6 resources to help you learn more about Indigenous culture
Podcasts, books, and everything else you need to introduce yourself to Indigenous culture
With fall in the air, curling up on the couch with a new movie or your favourite podcast is starting to sound appealing. Before you spend hours scrolling mindlessly through Netflix, we're here to help you skip the middle man and go straight to finding the good stuff.
We have a massive responsibility as Canadians to understand the history of the land we live on, so we've put together a list of resources to help you educate yourself about Indigenous people, their history, and culture.
Our top media picks
Listen and learn
Whether you're on a drive home or just want something to listen to while checking off your to-do list, audio resources are a great way to learn while multitasking.
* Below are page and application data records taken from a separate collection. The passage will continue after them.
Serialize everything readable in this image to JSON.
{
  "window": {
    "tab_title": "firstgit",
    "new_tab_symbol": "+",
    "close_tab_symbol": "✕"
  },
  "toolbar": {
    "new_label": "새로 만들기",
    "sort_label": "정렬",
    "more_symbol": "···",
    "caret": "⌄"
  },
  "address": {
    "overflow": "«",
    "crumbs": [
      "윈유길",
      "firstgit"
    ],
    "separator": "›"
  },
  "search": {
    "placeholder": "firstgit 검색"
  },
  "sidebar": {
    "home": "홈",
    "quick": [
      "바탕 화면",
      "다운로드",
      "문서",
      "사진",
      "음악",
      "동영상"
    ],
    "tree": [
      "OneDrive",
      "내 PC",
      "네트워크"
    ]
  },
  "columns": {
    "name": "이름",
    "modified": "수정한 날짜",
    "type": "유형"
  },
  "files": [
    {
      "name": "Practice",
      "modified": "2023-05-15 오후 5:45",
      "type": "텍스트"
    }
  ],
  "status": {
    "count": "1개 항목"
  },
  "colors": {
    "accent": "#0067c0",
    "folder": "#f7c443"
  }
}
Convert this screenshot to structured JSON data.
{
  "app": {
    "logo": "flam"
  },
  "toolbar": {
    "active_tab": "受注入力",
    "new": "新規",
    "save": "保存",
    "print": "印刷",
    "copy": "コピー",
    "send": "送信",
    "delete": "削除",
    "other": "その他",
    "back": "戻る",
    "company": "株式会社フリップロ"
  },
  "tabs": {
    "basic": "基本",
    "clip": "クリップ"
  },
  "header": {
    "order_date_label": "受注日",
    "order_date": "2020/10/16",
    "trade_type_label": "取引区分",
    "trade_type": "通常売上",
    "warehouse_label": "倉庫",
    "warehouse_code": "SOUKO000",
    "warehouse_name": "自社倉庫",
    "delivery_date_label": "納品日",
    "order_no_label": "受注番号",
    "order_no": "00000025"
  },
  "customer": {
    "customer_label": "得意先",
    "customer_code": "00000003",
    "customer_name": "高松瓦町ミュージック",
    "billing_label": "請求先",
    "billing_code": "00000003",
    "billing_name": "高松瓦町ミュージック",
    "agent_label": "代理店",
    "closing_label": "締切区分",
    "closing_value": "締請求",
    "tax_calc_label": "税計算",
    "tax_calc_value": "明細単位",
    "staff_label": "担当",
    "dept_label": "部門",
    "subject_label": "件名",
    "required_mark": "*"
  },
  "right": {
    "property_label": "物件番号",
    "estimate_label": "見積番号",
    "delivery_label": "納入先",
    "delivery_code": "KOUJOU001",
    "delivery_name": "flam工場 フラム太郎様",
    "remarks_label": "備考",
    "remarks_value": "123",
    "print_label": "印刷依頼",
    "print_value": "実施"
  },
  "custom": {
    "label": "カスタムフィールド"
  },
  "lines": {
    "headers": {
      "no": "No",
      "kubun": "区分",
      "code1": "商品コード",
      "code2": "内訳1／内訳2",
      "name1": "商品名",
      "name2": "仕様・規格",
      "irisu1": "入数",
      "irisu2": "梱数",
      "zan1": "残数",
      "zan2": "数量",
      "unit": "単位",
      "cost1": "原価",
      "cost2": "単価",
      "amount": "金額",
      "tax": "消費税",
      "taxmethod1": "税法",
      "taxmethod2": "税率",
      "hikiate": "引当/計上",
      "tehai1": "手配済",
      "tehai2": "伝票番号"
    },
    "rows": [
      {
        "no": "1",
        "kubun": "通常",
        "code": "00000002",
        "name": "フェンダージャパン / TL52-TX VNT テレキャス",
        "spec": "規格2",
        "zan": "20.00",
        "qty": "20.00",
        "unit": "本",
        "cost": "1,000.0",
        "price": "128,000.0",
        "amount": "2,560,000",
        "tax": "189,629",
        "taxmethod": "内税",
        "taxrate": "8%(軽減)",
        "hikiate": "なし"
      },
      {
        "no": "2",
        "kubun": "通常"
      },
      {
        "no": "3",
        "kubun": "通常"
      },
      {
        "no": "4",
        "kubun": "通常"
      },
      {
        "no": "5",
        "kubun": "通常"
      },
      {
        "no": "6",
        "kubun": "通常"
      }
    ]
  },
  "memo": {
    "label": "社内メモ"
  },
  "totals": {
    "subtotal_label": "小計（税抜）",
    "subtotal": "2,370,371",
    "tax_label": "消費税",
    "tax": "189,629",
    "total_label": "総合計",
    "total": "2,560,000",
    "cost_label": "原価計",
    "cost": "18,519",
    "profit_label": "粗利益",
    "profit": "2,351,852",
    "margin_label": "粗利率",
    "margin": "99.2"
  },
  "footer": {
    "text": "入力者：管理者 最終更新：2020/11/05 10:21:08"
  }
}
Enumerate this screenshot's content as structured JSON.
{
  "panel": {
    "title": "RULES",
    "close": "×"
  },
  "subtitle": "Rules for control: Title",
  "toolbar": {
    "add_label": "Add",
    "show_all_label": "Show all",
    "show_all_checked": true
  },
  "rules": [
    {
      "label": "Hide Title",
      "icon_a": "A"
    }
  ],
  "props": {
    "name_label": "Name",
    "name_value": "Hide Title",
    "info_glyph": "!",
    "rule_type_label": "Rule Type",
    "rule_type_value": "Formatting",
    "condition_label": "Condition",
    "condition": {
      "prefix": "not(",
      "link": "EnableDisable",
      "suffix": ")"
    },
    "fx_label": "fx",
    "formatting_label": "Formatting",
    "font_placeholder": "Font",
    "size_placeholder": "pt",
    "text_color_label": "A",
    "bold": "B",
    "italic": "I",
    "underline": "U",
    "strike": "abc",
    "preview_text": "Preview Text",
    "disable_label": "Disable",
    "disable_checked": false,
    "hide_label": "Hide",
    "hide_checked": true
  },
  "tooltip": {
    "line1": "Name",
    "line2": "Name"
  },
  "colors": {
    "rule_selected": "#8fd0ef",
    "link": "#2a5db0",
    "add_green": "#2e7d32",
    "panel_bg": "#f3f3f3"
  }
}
CBC Radio's podcast Unreserved hosted by Rosanna Deerchild introduces listeners to Indigenous culture through storytelling. Rosanna interviews influential leaders, movers, and shakers across the country to help listeners gain an understanding of the rich and distinctive history of Indigenous people throughout North America.
If you're wondering what a soulful mashup of Indigenous music and modern sounds is like, A Tribe Called Red could be what you're been looking for. The DJ duo takes inspiration from traditional powwow music and adds an electronic twist to create a unique blend of sounds using the familiar First Nations powwow mixed with urban electronica.
Watch the stories unfold
If you're looking for storytelling resources with a bit more of a visual component, we found some films that share powerful stories.
Following the life of a Canadian First Nations boy in 1950s Ontario, Indian Horse tells the story of Saul Indian Horse who experiences the cruelty of residential schools, racism and alcoholism. Despite his hardships, Saul finds salvation in his love for hockey and connection to his culture. The trailer even features A Tribe Called Red, the musical group we mentioned earlier.
The Road Forward
If you're a musical buff, this musical documentary, The Road Forward, will be right up your alley. The Road Forward by Canadian Metis, Marie Clements, tells the story of Indigenous nationalism in the 1930s and its connection to a pivotal moment in Canada's civil rights history.
Learning through media is great and all, but sometimes you just want to settle down the old fashioned way and pick up a book. Here are a couple revered books that'll definitely capture your interest and help you get started with a better understanding of Indigenous history.
The Orange Shirt Story
The founder of Orange Shirt Day, Phyllis Webstad, shares her story about her experience in a residential school. On top of the trauma she experienced at the school, they didn't let her wear her favourite orange shirt that her grandmother bought for her. Ever since, she's associated the colour orange with the trauma of living in a residential school. She took this dark history and turned it into a children's book, transforming it into a story of hope and education.
The Marrow Thieves
If you're more interested in a dystopic fiction read, Cherie Dimaline's The Marrow Thieves tells a compelling story of the loss of humanity and a nationwide hunt for the bone marrow of Indigenous people of North America. Their bone marrow holds the secret to recovering the ability to dream, something the rest of the population has lost after the world is destroyed by global warming.